» Provided entries
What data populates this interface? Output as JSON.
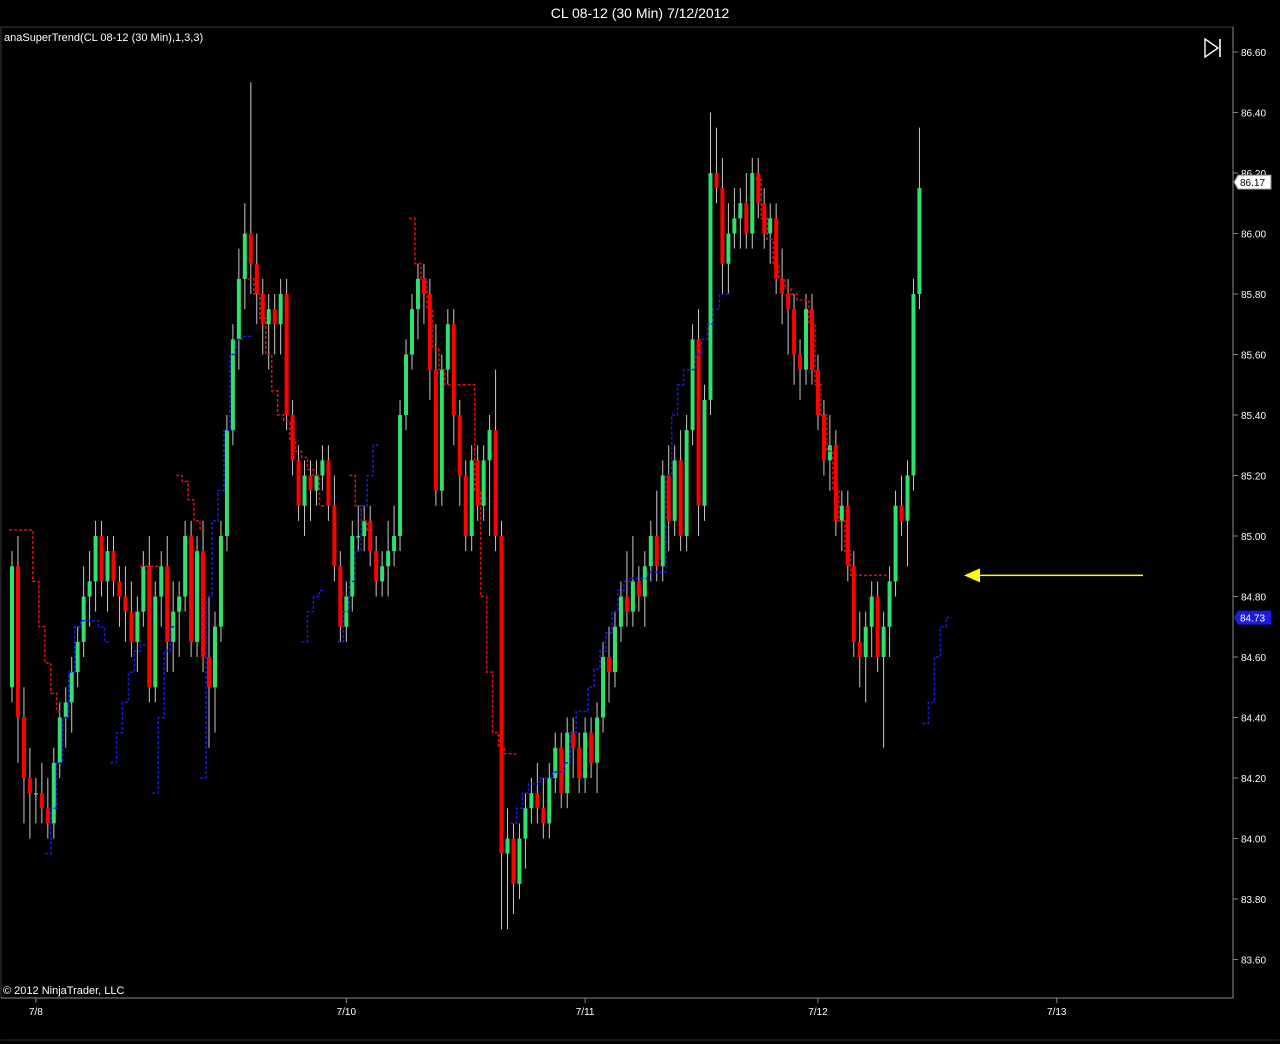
{
  "header": {
    "title": "CL 08-12 (30 Min)  7/12/2012"
  },
  "indicator": {
    "label": "anaSuperTrend(CL 08-12 (30 Min),1,3,3)"
  },
  "footer": {
    "copyright": "© 2012 NinjaTrader, LLC"
  },
  "icons": {
    "play_to_end": "skip-to-end-icon"
  },
  "colors": {
    "background": "#000000",
    "up_candle": "#2EE06E",
    "down_candle": "#FF0000",
    "wick": "#C8C8C8",
    "supertrend_up": "#1A1AE0",
    "supertrend_down": "#E01010",
    "arrow": "#FFFF00",
    "last_price_tag": "#FFFFFF",
    "indicator_tag": "#1A1AE0"
  },
  "chart_data": {
    "type": "candlestick",
    "instrument": "CL 08-12",
    "interval": "30 Min",
    "ylim": [
      83.5,
      86.65
    ],
    "y_ticks": [
      "86.60",
      "86.40",
      "86.20",
      "86.00",
      "85.80",
      "85.60",
      "85.40",
      "85.20",
      "85.00",
      "84.80",
      "84.60",
      "84.40",
      "84.20",
      "84.00",
      "83.80",
      "83.60"
    ],
    "x_ticks": [
      {
        "label": "7/8",
        "bar": 4
      },
      {
        "label": "7/10",
        "bar": 56
      },
      {
        "label": "7/11",
        "bar": 96
      },
      {
        "label": "7/12",
        "bar": 135
      },
      {
        "label": "7/13",
        "bar": 175
      }
    ],
    "last_price": "86.17",
    "indicator_value": "84.73",
    "arrow_price": 84.87,
    "candles": [
      [
        84.5,
        84.95,
        84.45,
        84.9
      ],
      [
        84.9,
        85.0,
        84.25,
        84.4
      ],
      [
        84.4,
        84.5,
        84.05,
        84.2
      ],
      [
        84.2,
        84.3,
        84.0,
        84.15
      ],
      [
        84.15,
        84.2,
        84.05,
        84.15
      ],
      [
        84.15,
        84.25,
        84.05,
        84.1
      ],
      [
        84.1,
        84.2,
        84.0,
        84.05
      ],
      [
        84.05,
        84.3,
        84.0,
        84.25
      ],
      [
        84.25,
        84.45,
        84.2,
        84.4
      ],
      [
        84.4,
        84.5,
        84.3,
        84.45
      ],
      [
        84.45,
        84.6,
        84.35,
        84.55
      ],
      [
        84.55,
        84.7,
        84.5,
        84.65
      ],
      [
        84.65,
        84.9,
        84.6,
        84.8
      ],
      [
        84.8,
        84.95,
        84.7,
        84.85
      ],
      [
        84.85,
        85.05,
        84.75,
        85.0
      ],
      [
        85.0,
        85.05,
        84.8,
        84.85
      ],
      [
        84.85,
        85.0,
        84.75,
        84.95
      ],
      [
        84.95,
        85.0,
        84.8,
        84.85
      ],
      [
        84.85,
        84.9,
        84.7,
        84.8
      ],
      [
        84.8,
        84.9,
        84.65,
        84.75
      ],
      [
        84.75,
        84.85,
        84.6,
        84.65
      ],
      [
        84.65,
        84.8,
        84.55,
        84.75
      ],
      [
        84.75,
        84.95,
        84.7,
        84.9
      ],
      [
        84.9,
        85.0,
        84.45,
        84.5
      ],
      [
        84.5,
        84.85,
        84.45,
        84.8
      ],
      [
        84.8,
        84.95,
        84.7,
        84.9
      ],
      [
        84.9,
        85.0,
        84.55,
        84.65
      ],
      [
        84.65,
        84.85,
        84.55,
        84.75
      ],
      [
        84.75,
        84.85,
        84.6,
        84.8
      ],
      [
        84.8,
        85.05,
        84.75,
        85.0
      ],
      [
        85.0,
        85.05,
        84.6,
        84.65
      ],
      [
        84.65,
        85.0,
        84.6,
        84.95
      ],
      [
        84.95,
        85.05,
        84.55,
        84.6
      ],
      [
        84.6,
        84.8,
        84.3,
        84.5
      ],
      [
        84.5,
        84.75,
        84.35,
        84.7
      ],
      [
        84.7,
        85.05,
        84.65,
        85.0
      ],
      [
        85.0,
        85.4,
        84.95,
        85.35
      ],
      [
        85.35,
        85.7,
        85.3,
        85.65
      ],
      [
        85.65,
        85.95,
        85.55,
        85.85
      ],
      [
        85.85,
        86.1,
        85.75,
        86.0
      ],
      [
        86.0,
        86.5,
        85.8,
        85.9
      ],
      [
        85.9,
        86.0,
        85.7,
        85.8
      ],
      [
        85.8,
        85.85,
        85.6,
        85.7
      ],
      [
        85.7,
        85.8,
        85.55,
        85.75
      ],
      [
        85.75,
        85.8,
        85.6,
        85.7
      ],
      [
        85.7,
        85.85,
        85.6,
        85.8
      ],
      [
        85.8,
        85.85,
        85.35,
        85.4
      ],
      [
        85.4,
        85.45,
        85.2,
        85.25
      ],
      [
        85.25,
        85.3,
        85.05,
        85.1
      ],
      [
        85.1,
        85.25,
        85.0,
        85.2
      ],
      [
        85.2,
        85.25,
        85.05,
        85.15
      ],
      [
        85.15,
        85.25,
        85.1,
        85.2
      ],
      [
        85.2,
        85.3,
        85.15,
        85.25
      ],
      [
        85.25,
        85.3,
        85.05,
        85.1
      ],
      [
        85.1,
        85.2,
        84.85,
        84.9
      ],
      [
        84.9,
        84.95,
        84.65,
        84.7
      ],
      [
        84.7,
        84.85,
        84.65,
        84.8
      ],
      [
        84.8,
        85.05,
        84.75,
        85.0
      ],
      [
        85.0,
        85.1,
        84.95,
        85.0
      ],
      [
        85.0,
        85.1,
        84.95,
        85.05
      ],
      [
        85.05,
        85.1,
        84.9,
        84.95
      ],
      [
        84.95,
        85.0,
        84.8,
        84.85
      ],
      [
        84.85,
        84.95,
        84.8,
        84.9
      ],
      [
        84.9,
        85.05,
        84.8,
        84.95
      ],
      [
        84.95,
        85.1,
        84.9,
        85.0
      ],
      [
        85.0,
        85.45,
        84.95,
        85.4
      ],
      [
        85.4,
        85.65,
        85.35,
        85.6
      ],
      [
        85.6,
        85.8,
        85.55,
        85.75
      ],
      [
        85.75,
        85.9,
        85.65,
        85.85
      ],
      [
        85.85,
        85.9,
        85.7,
        85.8
      ],
      [
        85.8,
        85.85,
        85.45,
        85.55
      ],
      [
        85.55,
        85.7,
        85.1,
        85.15
      ],
      [
        85.15,
        85.6,
        85.1,
        85.55
      ],
      [
        85.55,
        85.75,
        85.5,
        85.7
      ],
      [
        85.7,
        85.75,
        85.3,
        85.4
      ],
      [
        85.4,
        85.45,
        85.1,
        85.2
      ],
      [
        85.2,
        85.25,
        84.95,
        85.0
      ],
      [
        85.0,
        85.3,
        84.95,
        85.25
      ],
      [
        85.25,
        85.3,
        85.05,
        85.1
      ],
      [
        85.1,
        85.3,
        85.05,
        85.25
      ],
      [
        85.25,
        85.4,
        85.0,
        85.35
      ],
      [
        85.35,
        85.55,
        84.95,
        85.0
      ],
      [
        85.0,
        85.05,
        83.7,
        83.95
      ],
      [
        83.95,
        84.1,
        83.7,
        84.0
      ],
      [
        84.0,
        84.05,
        83.75,
        83.85
      ],
      [
        83.85,
        84.05,
        83.8,
        84.0
      ],
      [
        84.0,
        84.15,
        83.9,
        84.1
      ],
      [
        84.1,
        84.2,
        84.05,
        84.15
      ],
      [
        84.15,
        84.25,
        84.05,
        84.1
      ],
      [
        84.1,
        84.2,
        84.0,
        84.05
      ],
      [
        84.05,
        84.25,
        84.0,
        84.2
      ],
      [
        84.2,
        84.35,
        84.15,
        84.3
      ],
      [
        84.3,
        84.35,
        84.1,
        84.15
      ],
      [
        84.15,
        84.4,
        84.1,
        84.35
      ],
      [
        84.35,
        84.4,
        84.2,
        84.3
      ],
      [
        84.3,
        84.35,
        84.15,
        84.2
      ],
      [
        84.2,
        84.4,
        84.15,
        84.35
      ],
      [
        84.35,
        84.4,
        84.2,
        84.25
      ],
      [
        84.25,
        84.45,
        84.15,
        84.4
      ],
      [
        84.4,
        84.65,
        84.35,
        84.6
      ],
      [
        84.6,
        84.7,
        84.45,
        84.55
      ],
      [
        84.55,
        84.75,
        84.5,
        84.7
      ],
      [
        84.7,
        84.85,
        84.65,
        84.8
      ],
      [
        84.8,
        84.95,
        84.7,
        84.75
      ],
      [
        84.75,
        85.0,
        84.7,
        84.85
      ],
      [
        84.85,
        84.9,
        84.75,
        84.8
      ],
      [
        84.8,
        84.95,
        84.7,
        84.9
      ],
      [
        84.9,
        85.05,
        84.85,
        85.0
      ],
      [
        85.0,
        85.15,
        84.85,
        84.9
      ],
      [
        84.9,
        85.25,
        84.85,
        85.2
      ],
      [
        85.2,
        85.3,
        84.95,
        85.05
      ],
      [
        85.05,
        85.3,
        85.0,
        85.25
      ],
      [
        85.25,
        85.35,
        84.95,
        85.0
      ],
      [
        85.0,
        85.4,
        84.95,
        85.35
      ],
      [
        85.35,
        85.7,
        85.3,
        85.65
      ],
      [
        85.65,
        85.75,
        85.0,
        85.1
      ],
      [
        85.1,
        85.5,
        85.05,
        85.45
      ],
      [
        85.45,
        86.4,
        85.4,
        86.2
      ],
      [
        86.2,
        86.35,
        86.1,
        86.15
      ],
      [
        86.15,
        86.25,
        85.8,
        85.9
      ],
      [
        85.9,
        86.1,
        85.8,
        86.0
      ],
      [
        86.0,
        86.15,
        85.95,
        86.05
      ],
      [
        86.05,
        86.15,
        85.95,
        86.1
      ],
      [
        86.1,
        86.2,
        85.95,
        86.0
      ],
      [
        86.0,
        86.25,
        85.95,
        86.2
      ],
      [
        86.2,
        86.25,
        86.05,
        86.1
      ],
      [
        86.1,
        86.15,
        85.95,
        86.0
      ],
      [
        86.0,
        86.1,
        85.9,
        86.05
      ],
      [
        86.05,
        86.1,
        85.8,
        85.85
      ],
      [
        85.85,
        85.95,
        85.7,
        85.8
      ],
      [
        85.8,
        85.85,
        85.6,
        85.75
      ],
      [
        85.75,
        85.8,
        85.5,
        85.6
      ],
      [
        85.6,
        85.65,
        85.45,
        85.55
      ],
      [
        85.55,
        85.8,
        85.5,
        85.75
      ],
      [
        85.75,
        85.8,
        85.5,
        85.55
      ],
      [
        85.55,
        85.6,
        85.35,
        85.4
      ],
      [
        85.4,
        85.45,
        85.2,
        85.25
      ],
      [
        85.25,
        85.4,
        85.15,
        85.3
      ],
      [
        85.3,
        85.35,
        85.0,
        85.05
      ],
      [
        85.05,
        85.15,
        84.95,
        85.1
      ],
      [
        85.1,
        85.15,
        84.85,
        84.9
      ],
      [
        84.9,
        84.95,
        84.6,
        84.65
      ],
      [
        84.65,
        84.75,
        84.5,
        84.6
      ],
      [
        84.6,
        84.75,
        84.45,
        84.7
      ],
      [
        84.7,
        84.85,
        84.6,
        84.8
      ],
      [
        84.8,
        84.85,
        84.55,
        84.6
      ],
      [
        84.6,
        84.75,
        84.3,
        84.7
      ],
      [
        84.7,
        84.9,
        84.6,
        84.85
      ],
      [
        84.85,
        85.15,
        84.8,
        85.1
      ],
      [
        85.1,
        85.2,
        85.0,
        85.05
      ],
      [
        85.05,
        85.25,
        84.9,
        85.2
      ],
      [
        85.2,
        85.85,
        85.15,
        85.8
      ],
      [
        85.8,
        86.35,
        85.75,
        86.15
      ]
    ],
    "supertrend_down_segments": [
      {
        "start": 0,
        "values": [
          85.02,
          85.02,
          85.02,
          85.02,
          84.85,
          84.7,
          84.58,
          84.48,
          84.42
        ]
      },
      {
        "start": 22,
        "values": [
          84.9,
          84.9,
          84.9
        ]
      },
      {
        "start": 28,
        "values": [
          85.2,
          85.18,
          85.12,
          85.05,
          85.02
        ]
      },
      {
        "start": 40,
        "values": [
          85.85,
          85.8,
          85.72,
          85.6,
          85.48,
          85.4,
          85.38,
          85.32,
          85.28,
          85.26,
          85.22,
          85.2,
          85.1
        ]
      },
      {
        "start": 57,
        "values": [
          85.2,
          85.1,
          85.05,
          85.02
        ]
      },
      {
        "start": 67,
        "values": [
          86.05,
          85.9,
          85.85,
          85.75,
          85.62,
          85.55,
          85.5,
          85.5,
          85.5,
          85.5,
          85.5,
          85.15,
          84.8,
          84.55,
          84.35,
          84.3,
          84.28,
          84.28
        ]
      },
      {
        "start": 125,
        "values": [
          86.18,
          86.05,
          85.98,
          85.9,
          85.85,
          85.82,
          85.8,
          85.78,
          85.78,
          85.7,
          85.5,
          85.4,
          85.28,
          85.15,
          85.05,
          84.95,
          84.87,
          84.87,
          84.87,
          84.87,
          84.87,
          84.87
        ]
      }
    ],
    "supertrend_up_segments": [
      {
        "start": 6,
        "values": [
          83.95,
          84.1,
          84.25,
          84.4,
          84.55,
          84.7,
          84.72,
          84.72,
          84.72,
          84.7,
          84.65
        ]
      },
      {
        "start": 17,
        "values": [
          84.25,
          84.35,
          84.45,
          84.55,
          84.62,
          84.64
        ]
      },
      {
        "start": 24,
        "values": [
          84.15,
          84.4,
          84.62,
          84.7
        ]
      },
      {
        "start": 32,
        "values": [
          84.2,
          84.8,
          85.05,
          85.15,
          85.35,
          85.6,
          85.65,
          85.66,
          85.66
        ]
      },
      {
        "start": 49,
        "values": [
          84.65,
          84.75,
          84.8,
          84.82
        ]
      },
      {
        "start": 55,
        "values": [
          84.65,
          84.75,
          84.85,
          84.95,
          85.1,
          85.2,
          85.3
        ]
      },
      {
        "start": 84,
        "values": [
          84.05,
          84.1,
          84.15,
          84.18,
          84.18,
          84.2,
          84.2,
          84.22,
          84.22,
          84.25,
          84.35,
          84.42,
          84.42,
          84.5,
          84.56,
          84.62,
          84.68,
          84.75,
          84.82,
          84.85,
          84.86,
          84.86,
          84.86,
          84.88,
          84.88,
          84.88,
          85.2,
          85.4,
          85.5,
          85.55,
          85.55,
          85.6,
          85.65,
          85.7,
          85.75,
          85.8,
          85.8
        ]
      },
      {
        "start": 153,
        "values": [
          84.38,
          84.45,
          84.6,
          84.7,
          84.73
        ]
      }
    ]
  }
}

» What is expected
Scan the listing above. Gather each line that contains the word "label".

» Solution below
    "label": "anaSuperTrend(CL 08-12 (30 Min),1,3,3)"
        "label": "7/8",
        "label": "7/10",
        "label": "7/11",
        "label": "7/12",
        "label": "7/13",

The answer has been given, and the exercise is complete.